So, this is what I’ve been fighting over
The friggin’ exclamation mark was because I actually renamed the directory ‘Sm’ to ’sm’ (lower case ’s’) because otherwise the example I’m working on won’t probably work on a case-sensitive FS. Problem is, doing a local ‘rename’ caused SVN to go crazy, as it would watch both the ‘Sm’ and the ’sm’ directory which, of course, happened to be exactly the same.
No problem, I said, let me just delete it on the server. NOPE. So, here’s how I did it:
- add the new directory
- commit (explicitly dir-by-dir if necessary) the local changes in the renamed directory
- `svn rm` the shit out of `Sm` (that is, the upper-case directory): DISCLAIMER: it will delete `sm` so please be sure that you have committed everything you needed to stay
- `svn up` so the content is restored from server, and fucking SVN is happy again
and now, an appeal: dear tool developers, please be aware that case sensitive file systems are not the norm. THANKS.
I’m not really fond of Eclipse, so, losing 3 hours of my life trying to understand why IvyDE downloaded dependencies at the blazing speed of 50 Bytes/second did not really made my day, today. Anyhoo, if you, like me, have spent a big part of your afternoon banging your head against the nearest wall trying to understand why the stupid POS is going so fucking slow, while typing
ivy at the prompt works as expected, and you wish horrible deaths to many people you do not know, then the answer might be inside this nice window.
tl;dr: check Eclipse’s Network settings.
Yes, because, although you might even ignore the existence of this panel, your favorite IDE might have helpfully changed its settings that one time you actually changed your settings in the system panel of OS X1, and did not revert them back when you updated them to the defaults2.
So, Dear Eclipse,
At least, not within the app. Log in to Foursquare’s web app (namely, their website), go to your profile, settings, and uncheck this bastard:
Now the app will finally stay silent. Yes, the most important setting cannot be set from within the app. Go figure.
No, Foursquare, I don’t really want to be notified about every fucking single movement my friends make.
I like Evernote, I really do. I have used Onenote on my Windows PC, but I’ve been using Evernote on my Macbook Air. The only thing that I was wondering was why it kept on popping up at every logon, even though the “load helper” option in Preferences was unchecked.
Right click the dock, uncheck Options > Open at login.
Obvious things not so obvious.
If Google Chrome has taught Mozilla a lesson, that’s «zOMG LET’S DO A MAJOR RELEASE VERSION BUMP EVERY 3 MONTHS OR SO COZ IT’S FUN AND SHIT1». However, they forgot the «also, let’s not bug users with elevation prompts every fucking time we release an update, we don’t really need to install system wide»-part.
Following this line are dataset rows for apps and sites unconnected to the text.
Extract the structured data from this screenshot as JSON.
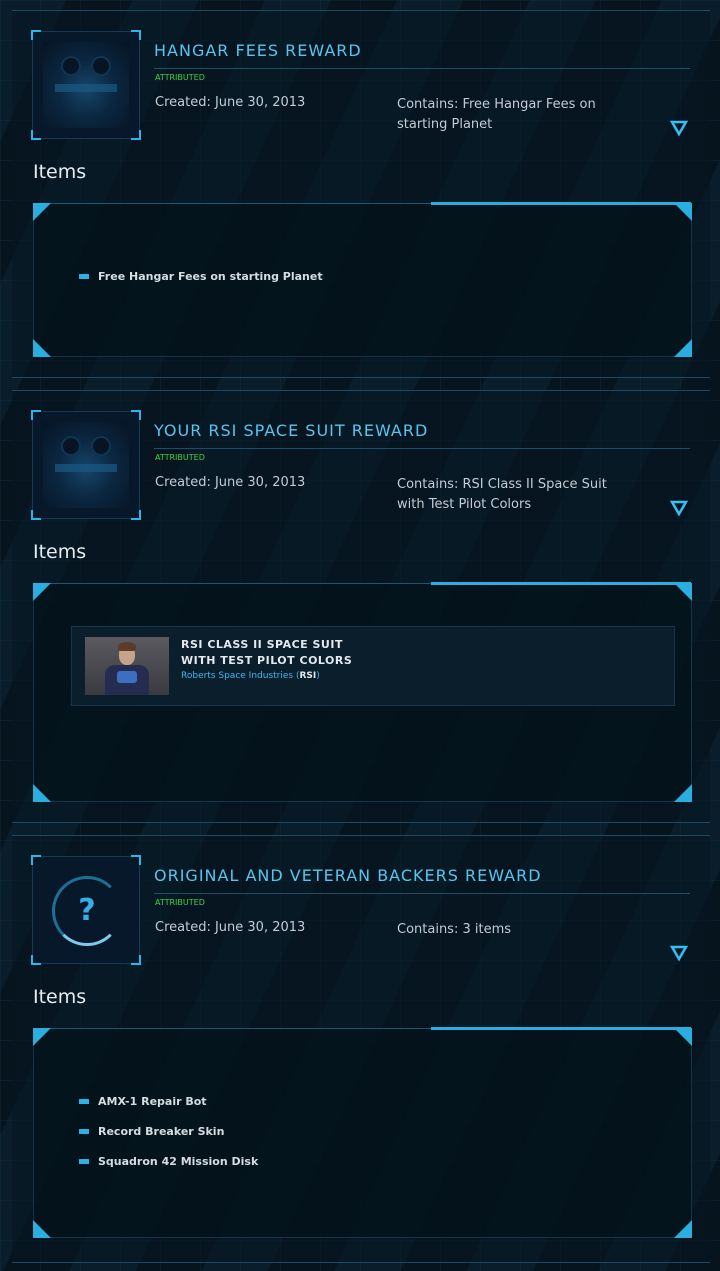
{
  "pledges": [
    {
      "title": "HANGAR FEES REWARD",
      "status": "ATTRIBUTED",
      "created": "Created: June 30, 2013",
      "contains": "Contains: Free Hangar Fees on starting Planet",
      "items_heading": "Items",
      "items": [
        "Free Hangar Fees on starting Planet"
      ]
    },
    {
      "title": "YOUR RSI SPACE SUIT REWARD",
      "status": "ATTRIBUTED",
      "created": "Created: June 30, 2013",
      "contains": "Contains: RSI Class II Space Suit with Test Pilot Colors",
      "items_heading": "Items",
      "item_card": {
        "name": "RSI CLASS II SPACE SUIT WITH TEST PILOT COLORS",
        "manufacturer": "Roberts Space Industries",
        "manufacturer_code": "RSI"
      }
    },
    {
      "title": "ORIGINAL AND VETERAN BACKERS REWARD",
      "status": "ATTRIBUTED",
      "created": "Created: June 30, 2013",
      "contains": "Contains: 3 items",
      "items_heading": "Items",
      "items": [
        "AMX-1 Repair Bot",
        "Record Breaker Skin",
        "Squadron 42 Mission Disk"
      ]
    }
  ],
  "colors": {
    "accent": "#58c5f0",
    "status_green": "#3fd24a",
    "background": "#07141f"
  },
  "icons": {
    "toggle": "chevron-down-triangle-icon",
    "unknown_thumb": "question-mark-icon"
  }
}
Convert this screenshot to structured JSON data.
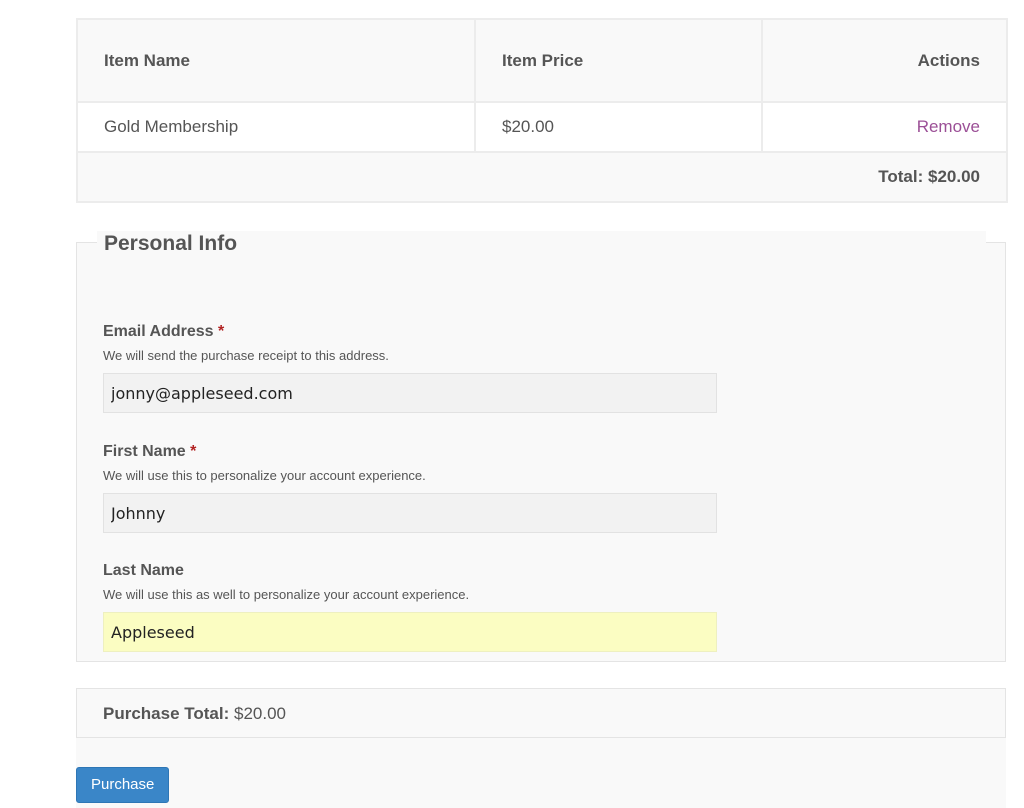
{
  "cart": {
    "headers": {
      "name": "Item Name",
      "price": "Item Price",
      "actions": "Actions"
    },
    "items": [
      {
        "name": "Gold Membership",
        "price": "$20.00",
        "action": "Remove"
      }
    ],
    "total_label": "Total: $20.00"
  },
  "personal_info": {
    "legend": "Personal Info",
    "required_marker": "*",
    "email": {
      "label": "Email Address",
      "description": "We will send the purchase receipt to this address.",
      "value": "jonny@appleseed.com"
    },
    "first_name": {
      "label": "First Name",
      "description": "We will use this to personalize your account experience.",
      "value": "Johnny"
    },
    "last_name": {
      "label": "Last Name",
      "description": "We will use this as well to personalize your account experience.",
      "value": "Appleseed"
    }
  },
  "purchase_total": {
    "label": "Purchase Total:",
    "amount": "$20.00"
  },
  "purchase_button": "Purchase",
  "colors": {
    "link": "#9b4f96",
    "required": "#b22222",
    "button": "#3a86c8",
    "autofill": "#fbfdc2"
  }
}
That’s why the default installation folder is %ProgramFiles%, while Chrome sits silently, buried in the deep of your AppData folder.
The stupid trick of the day is that if you install to a user directory, luckily you will not be prompted for elevation. This works both for Firefox and Thunderbird.
Choose custom install.
Browse to your custom application folder. Mine is setup as %UserProfile%\Apps
Incidentally, that’s the folder where I install portable/no-install applications.
Enjoy now almost-hassle-free updates.
Prima di cominciare, sappiate che questo è un post ScacciaFiga™.
Inoltre questo post è possibile che appaia polemico. In questo caso, mi dispiace tanto per voi, ma non me ne frega niente.
La premessa è che ho passato alcuni anni convivendo con Linux sul mio vecchio laptop, come unico sistema operativo.
Mi impegnai a far funzionare ogni singolo componente, segnalai alcuni bug attivamente. Ho anche proposto una patch per il kernel, che però non venne accettata. Infine, mentre studiavo gli internals del sistema operativo più odiato dagli hipster nerd e lo scoprivo molto meno cagoso di quanto alcuni vogliano far credere, divorziai quasi definitivamente da Ubuntu, Fedora, et similia, perché mi sembrava che i miei sforzi fossero inutili e non ripagati.
Ma come un «innamorato deluso», e come ad ogni nuova release, anche stavolta ho provato il live cd della nuova Ubuntu 11.04 1 (ah, e comunque, ho un cellulare con Android, se può servire).